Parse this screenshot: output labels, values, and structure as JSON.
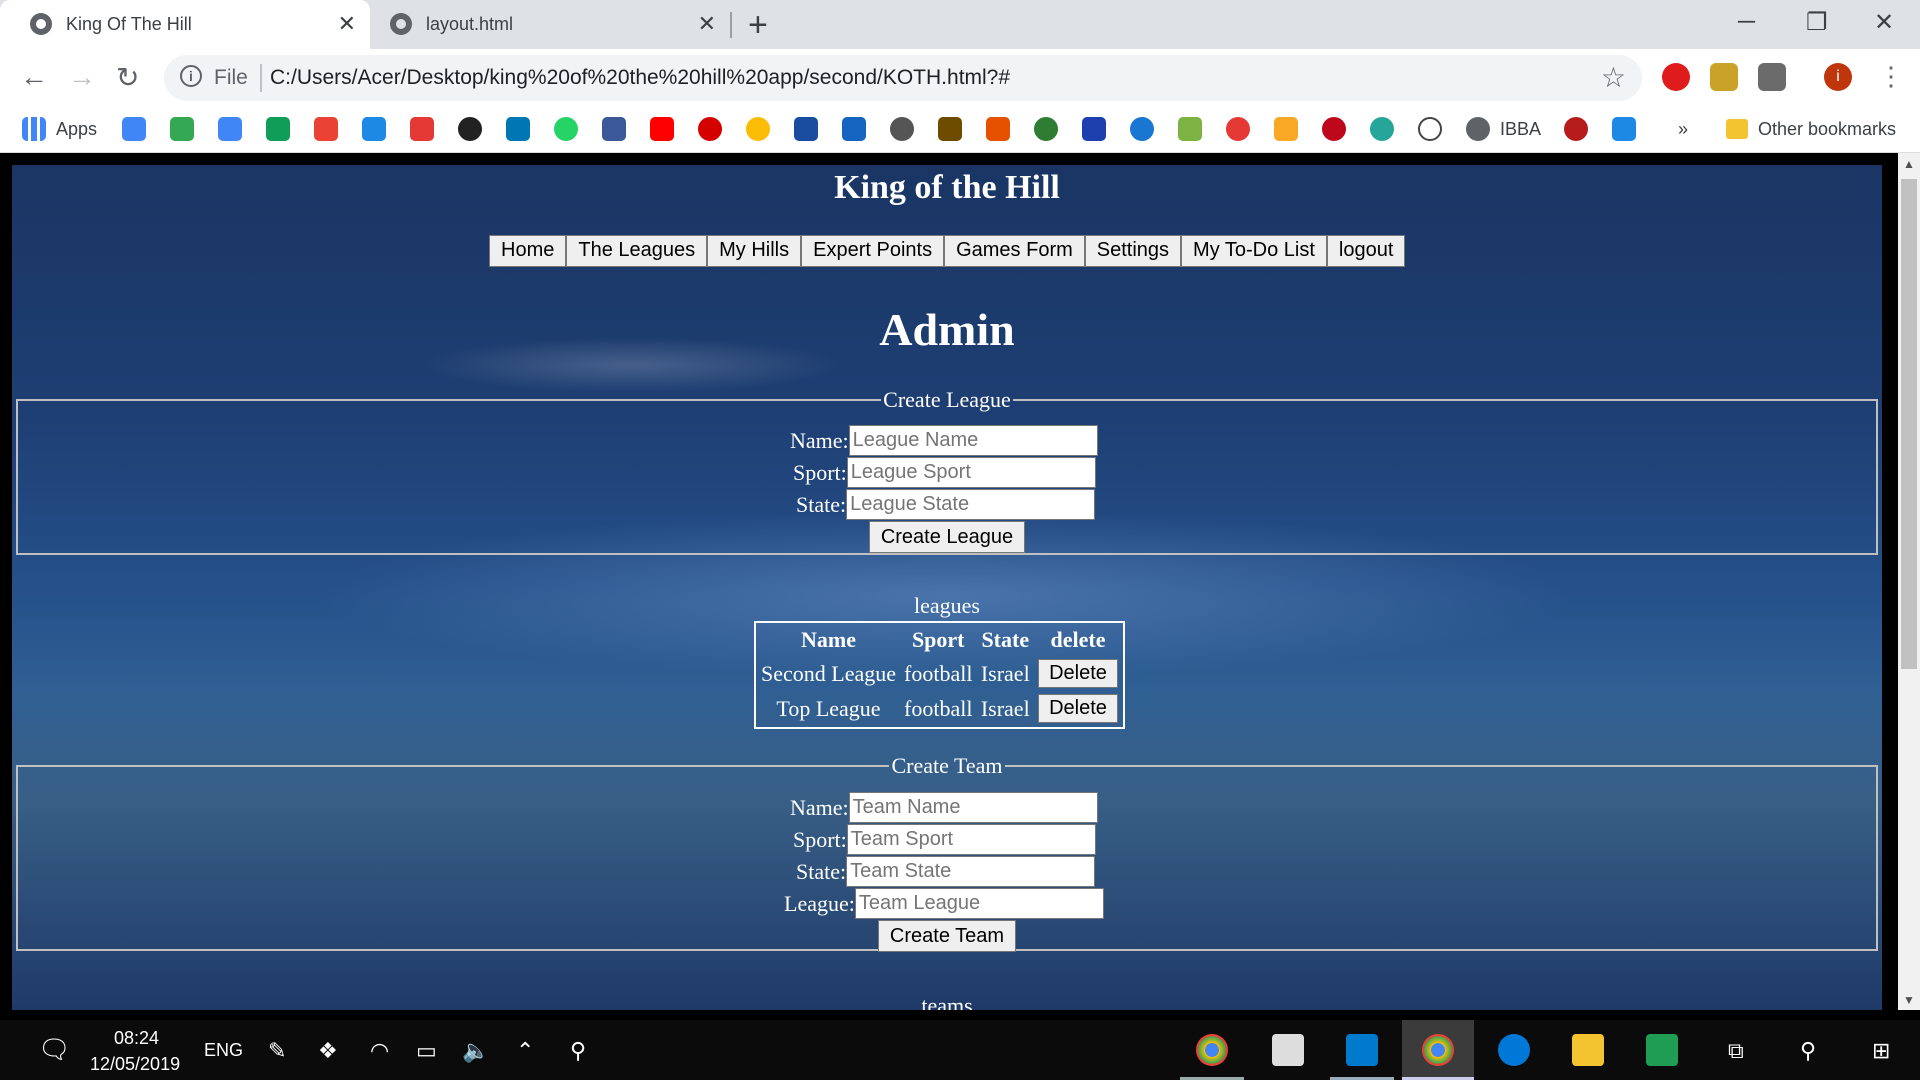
{
  "browser": {
    "tabs": [
      {
        "title": "King Of The Hill",
        "active": true
      },
      {
        "title": "layout.html",
        "active": false
      }
    ],
    "file_label": "File",
    "url": "C:/Users/Acer/Desktop/king%20of%20the%20hill%20app/second/KOTH.html?#",
    "bookmarks": {
      "apps_label": "Apps",
      "ibba_label": "IBBA",
      "more_label": "»",
      "other_label": "Other bookmarks"
    }
  },
  "page": {
    "site_title": "King of the Hill",
    "nav": [
      "Home",
      "The Leagues",
      "My Hills",
      "Expert Points",
      "Games Form",
      "Settings",
      "My To-Do List",
      "logout"
    ],
    "heading": "Admin",
    "create_league": {
      "legend": "Create League",
      "name_label": "Name:",
      "name_placeholder": "League Name",
      "sport_label": "Sport:",
      "sport_placeholder": "League Sport",
      "state_label": "State:",
      "state_placeholder": "League State",
      "submit": "Create League"
    },
    "leagues": {
      "caption": "leagues",
      "headers": [
        "Name",
        "Sport",
        "State",
        "delete"
      ],
      "rows": [
        {
          "name": "Second League",
          "sport": "football",
          "state": "Israel",
          "action": "Delete"
        },
        {
          "name": "Top League",
          "sport": "football",
          "state": "Israel",
          "action": "Delete"
        }
      ]
    },
    "create_team": {
      "legend": "Create Team",
      "name_label": "Name:",
      "name_placeholder": "Team Name",
      "sport_label": "Sport:",
      "sport_placeholder": "Team Sport",
      "state_label": "State:",
      "state_placeholder": "Team State",
      "league_label": "League:",
      "league_placeholder": "Team League",
      "submit": "Create Team"
    },
    "teams_caption": "teams"
  },
  "taskbar": {
    "time": "08:24",
    "date": "12/05/2019",
    "language": "ENG"
  }
}
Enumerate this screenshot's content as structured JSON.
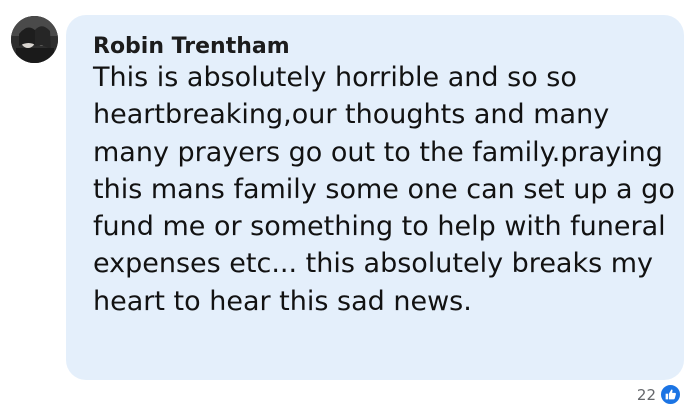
{
  "comment": {
    "author": "Robin Trentham",
    "text": "This is absolutely horrible and so so heartbreaking,our thoughts and many many prayers go out to the family.praying this mans family some one can set up a go fund me or something to help with funeral expenses etc... this absolutely breaks my heart to hear this sad news.",
    "reaction_count": "22",
    "reaction_icon": "thumbs-up-icon"
  },
  "colors": {
    "bubble": "#e4effb",
    "like_blue": "#1b74e4"
  }
}
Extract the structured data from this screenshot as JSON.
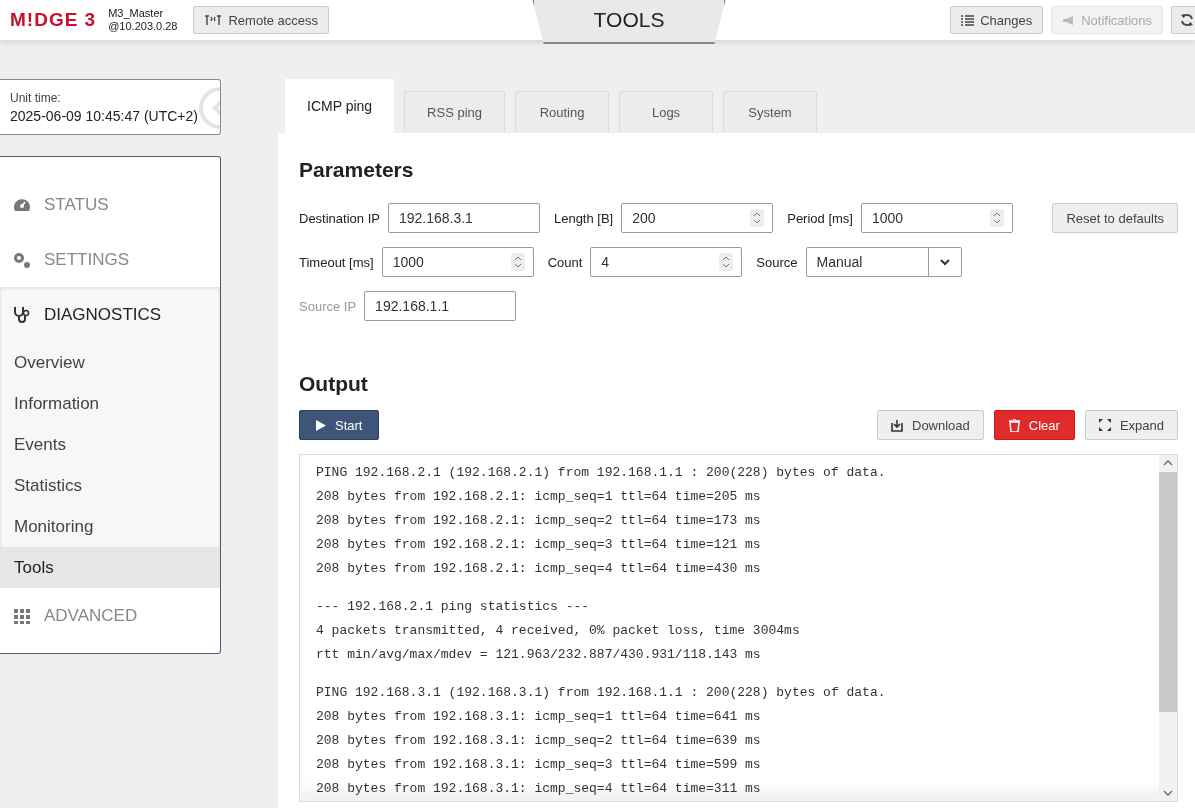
{
  "header": {
    "logo": "M!DGE 3",
    "unit_name": "M3_Master",
    "unit_address": "@10.203.0.28",
    "remote_button": "Remote access",
    "page_title": "TOOLS",
    "buttons": [
      {
        "label": "Changes",
        "disabled": false
      },
      {
        "label": "Notifications",
        "disabled": true
      }
    ]
  },
  "unit_time": {
    "label": "Unit time:",
    "value": "2025-06-09 10:45:47 (UTC+2)"
  },
  "sidebar": {
    "items": [
      {
        "label": "STATUS",
        "selected": false,
        "expanded": false
      },
      {
        "label": "SETTINGS",
        "selected": false,
        "expanded": false
      },
      {
        "label": "DIAGNOSTICS",
        "selected": true,
        "expanded": true,
        "children": [
          {
            "label": "Overview",
            "selected": false
          },
          {
            "label": "Information",
            "selected": false
          },
          {
            "label": "Events",
            "selected": false
          },
          {
            "label": "Statistics",
            "selected": false
          },
          {
            "label": "Monitoring",
            "selected": false
          },
          {
            "label": "Tools",
            "selected": true
          }
        ]
      },
      {
        "label": "ADVANCED",
        "selected": false,
        "expanded": false
      }
    ]
  },
  "tabs": [
    {
      "label": "ICMP ping",
      "selected": true
    },
    {
      "label": "RSS ping",
      "selected": false
    },
    {
      "label": "Routing",
      "selected": false
    },
    {
      "label": "Logs",
      "selected": false
    },
    {
      "label": "System",
      "selected": false
    }
  ],
  "parameters": {
    "title": "Parameters",
    "reset_button": "Reset to defaults",
    "rows": [
      [
        {
          "label": "Destination IP",
          "kind": "text",
          "value": "192.168.3.1",
          "disabled": false
        },
        {
          "label": "Length [B]",
          "kind": "number",
          "value": "200",
          "disabled": false
        },
        {
          "label": "Period [ms]",
          "kind": "number",
          "value": "1000",
          "disabled": false
        }
      ],
      [
        {
          "label": "Timeout [ms]",
          "kind": "number",
          "value": "1000",
          "disabled": false
        },
        {
          "label": "Count",
          "kind": "number",
          "value": "4",
          "disabled": false
        },
        {
          "label": "Source",
          "kind": "select",
          "value": "Manual",
          "disabled": false
        }
      ],
      [
        {
          "label": "Source IP",
          "kind": "text",
          "value": "192.168.1.1",
          "disabled": true
        }
      ]
    ]
  },
  "output": {
    "title": "Output",
    "start_button": "Start",
    "download_button": "Download",
    "clear_button": "Clear",
    "expand_button": "Expand",
    "groups": [
      [
        "PING 192.168.2.1 (192.168.2.1) from 192.168.1.1 : 200(228) bytes of data.",
        "208 bytes from 192.168.2.1: icmp_seq=1 ttl=64 time=205 ms",
        "208 bytes from 192.168.2.1: icmp_seq=2 ttl=64 time=173 ms",
        "208 bytes from 192.168.2.1: icmp_seq=3 ttl=64 time=121 ms",
        "208 bytes from 192.168.2.1: icmp_seq=4 ttl=64 time=430 ms"
      ],
      [
        "--- 192.168.2.1 ping statistics ---",
        "4 packets transmitted, 4 received, 0% packet loss, time 3004ms",
        "rtt min/avg/max/mdev = 121.963/232.887/430.931/118.143 ms"
      ],
      [
        "PING 192.168.3.1 (192.168.3.1) from 192.168.1.1 : 200(228) bytes of data.",
        "208 bytes from 192.168.3.1: icmp_seq=1 ttl=64 time=641 ms",
        "208 bytes from 192.168.3.1: icmp_seq=2 ttl=64 time=639 ms",
        "208 bytes from 192.168.3.1: icmp_seq=3 ttl=64 time=599 ms",
        "208 bytes from 192.168.3.1: icmp_seq=4 ttl=64 time=311 ms"
      ]
    ]
  }
}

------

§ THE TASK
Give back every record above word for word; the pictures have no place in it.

§ ANSWER TO THE EXERCISE
Parse this screenshot: output labels, values, and structure as JSON.
{
  "browser": {
    "tabs": [
      {
        "title": "King Of The Hill",
        "active": true
      },
      {
        "title": "layout.html",
        "active": false
      }
    ],
    "file_label": "File",
    "url": "C:/Users/Acer/Desktop/king%20of%20the%20hill%20app/second/KOTH.html?#",
    "bookmarks": {
      "apps_label": "Apps",
      "ibba_label": "IBBA",
      "more_label": "»",
      "other_label": "Other bookmarks"
    }
  },
  "page": {
    "site_title": "King of the Hill",
    "nav": [
      "Home",
      "The Leagues",
      "My Hills",
      "Expert Points",
      "Games Form",
      "Settings",
      "My To-Do List",
      "logout"
    ],
    "heading": "Admin",
    "create_league": {
      "legend": "Create League",
      "name_label": "Name:",
      "name_placeholder": "League Name",
      "sport_label": "Sport:",
      "sport_placeholder": "League Sport",
      "state_label": "State:",
      "state_placeholder": "League State",
      "submit": "Create League"
    },
    "leagues": {
      "caption": "leagues",
      "headers": [
        "Name",
        "Sport",
        "State",
        "delete"
      ],
      "rows": [
        {
          "name": "Second League",
          "sport": "football",
          "state": "Israel",
          "action": "Delete"
        },
        {
          "name": "Top League",
          "sport": "football",
          "state": "Israel",
          "action": "Delete"
        }
      ]
    },
    "create_team": {
      "legend": "Create Team",
      "name_label": "Name:",
      "name_placeholder": "Team Name",
      "sport_label": "Sport:",
      "sport_placeholder": "Team Sport",
      "state_label": "State:",
      "state_placeholder": "Team State",
      "league_label": "League:",
      "league_placeholder": "Team League",
      "submit": "Create Team"
    },
    "teams_caption": "teams"
  },
  "taskbar": {
    "time": "08:24",
    "date": "12/05/2019",
    "language": "ENG"
  }
}
Enumerate this screenshot's content as structured JSON.
{
  "comment": {
    "author": "Robin Trentham",
    "text": "This is absolutely horrible and so so heartbreaking,our thoughts and many many prayers go out to the family.praying this mans family some one can set up a go fund me or something to help with funeral expenses etc... this absolutely breaks my heart to hear this sad news.",
    "reaction_count": "22",
    "reaction_icon": "thumbs-up-icon"
  },
  "colors": {
    "bubble": "#e4effb",
    "like_blue": "#1b74e4"
  }
}
Extract the structured data from this screenshot as JSON.
{
  "header": {
    "logo": "M!DGE 3",
    "unit_name": "M3_Master",
    "unit_address": "@10.203.0.28",
    "remote_button": "Remote access",
    "page_title": "TOOLS",
    "buttons": [
      {
        "label": "Changes",
        "disabled": false
      },
      {
        "label": "Notifications",
        "disabled": true
      }
    ]
  },
  "unit_time": {
    "label": "Unit time:",
    "value": "2025-06-09 10:45:47 (UTC+2)"
  },
  "sidebar": {
    "items": [
      {
        "label": "STATUS",
        "selected": false,
        "expanded": false
      },
      {
        "label": "SETTINGS",
        "selected": false,
        "expanded": false
      },
      {
        "label": "DIAGNOSTICS",
        "selected": true,
        "expanded": true,
        "children": [
          {
            "label": "Overview",
            "selected": false
          },
          {
            "label": "Information",
            "selected": false
          },
          {
            "label": "Events",
            "selected": false
          },
          {
            "label": "Statistics",
            "selected": false
          },
          {
            "label": "Monitoring",
            "selected": false
          },
          {
            "label": "Tools",
            "selected": true
          }
        ]
      },
      {
        "label": "ADVANCED",
        "selected": false,
        "expanded": false
      }
    ]
  },
  "tabs": [
    {
      "label": "ICMP ping",
      "selected": true
    },
    {
      "label": "RSS ping",
      "selected": false
    },
    {
      "label": "Routing",
      "selected": false
    },
    {
      "label": "Logs",
      "selected": false
    },
    {
      "label": "System",
      "selected": false
    }
  ],
  "parameters": {
    "title": "Parameters",
    "reset_button": "Reset to defaults",
    "rows": [
      [
        {
          "label": "Destination IP",
          "kind": "text",
          "value": "192.168.3.1",
          "disabled": false
        },
        {
          "label": "Length [B]",
          "kind": "number",
          "value": "200",
          "disabled": false
        },
        {
          "label": "Period [ms]",
          "kind": "number",
          "value": "1000",
          "disabled": false
        }
      ],
      [
        {
          "label": "Timeout [ms]",
          "kind": "number",
          "value": "1000",
          "disabled": false
        },
        {
          "label": "Count",
          "kind": "number",
          "value": "4",
          "disabled": false
        },
        {
          "label": "Source",
          "kind": "select",
          "value": "Manual",
          "disabled": false
        }
      ],
      [
        {
          "label": "Source IP",
          "kind": "text",
          "value": "192.168.1.1",
          "disabled": true
        }
      ]
    ]
  },
  "output": {
    "title": "Output",
    "start_button": "Start",
    "download_button": "Download",
    "clear_button": "Clear",
    "expand_button": "Expand",
    "groups": [
      [
        "PING 192.168.2.1 (192.168.2.1) from 192.168.1.1 : 200(228) bytes of data.",
        "208 bytes from 192.168.2.1: icmp_seq=1 ttl=64 time=205 ms",
        "208 bytes from 192.168.2.1: icmp_seq=2 ttl=64 time=173 ms",
        "208 bytes from 192.168.2.1: icmp_seq=3 ttl=64 time=121 ms",
        "208 bytes from 192.168.2.1: icmp_seq=4 ttl=64 time=430 ms"
      ],
      [
        "--- 192.168.2.1 ping statistics ---",
        "4 packets transmitted, 4 received, 0% packet loss, time 3004ms",
        "rtt min/avg/max/mdev = 121.963/232.887/430.931/118.143 ms"
      ],
      [
        "PING 192.168.3.1 (192.168.3.1) from 192.168.1.1 : 200(228) bytes of data.",
        "208 bytes from 192.168.3.1: icmp_seq=1 ttl=64 time=641 ms",
        "208 bytes from 192.168.3.1: icmp_seq=2 ttl=64 time=639 ms",
        "208 bytes from 192.168.3.1: icmp_seq=3 ttl=64 time=599 ms",
        "208 bytes from 192.168.3.1: icmp_seq=4 ttl=64 time=311 ms"
      ]
    ]
  }
}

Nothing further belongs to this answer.